Our evolving business world requires a reliable way of authenticating documents. With the help of computerized systems, the currently widely used signature- based validations are becoming faster and less complicated. Without the need of major investments, off-line signature validation systems are cost-effective.
However, there is no information available regarding the writing process as these systems work with images. Information about the dynamic properties of the signatures (such as velocity, and pressure) can only be acquired from algorithmic analysis of the images. On the contrary, on-line systems measure these directly.
The aim of my project is to extract information about velocity of signatures using off-line methods. My project is integrated in the Signature Validation System (Aláírás Hitelesítő Rendszer, AHR), currently under development at the Budapest University of Technology and Economics. I have examined three properties of the signatures, providing data for further validation. First, I have defined the inclination angle as it globally defines the velocity. Later two additional local attributes were examined. In order to identify angles in the signature I used the output of a separate vectorizing project. To analyze the tremors present in the script I measured line widths along the straight sections.
After the implementation, matching the features on the GUI enabled me to identify common properties among signatures. Using the classifier module of the AHR, I could then test my algorithms, determining their relevance in distinguishing authentic signatures from forged ones.

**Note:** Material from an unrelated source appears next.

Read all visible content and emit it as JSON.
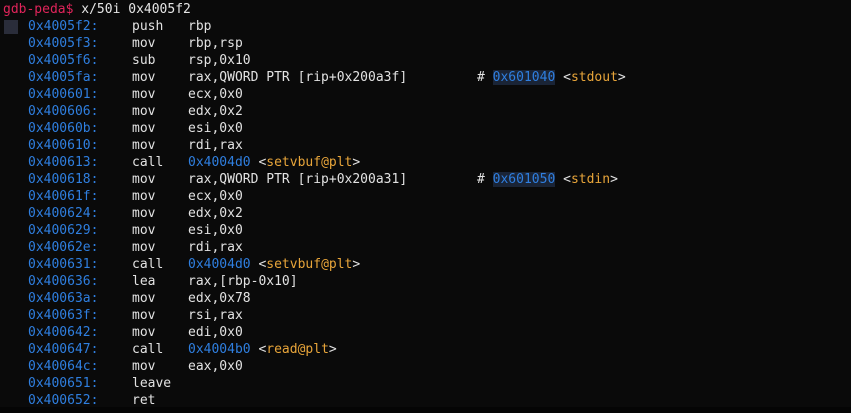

The results point out that certain attributes should be omitted in validation processes. Also, increasing the number of examined properties make the system less permissive, allowing less falsely accepted forgeries.
Consequently, extracting dynamic properties for off-line validation is a plausible way of meeting the business requirements. However, additional development is necessary to attain absolute applicability.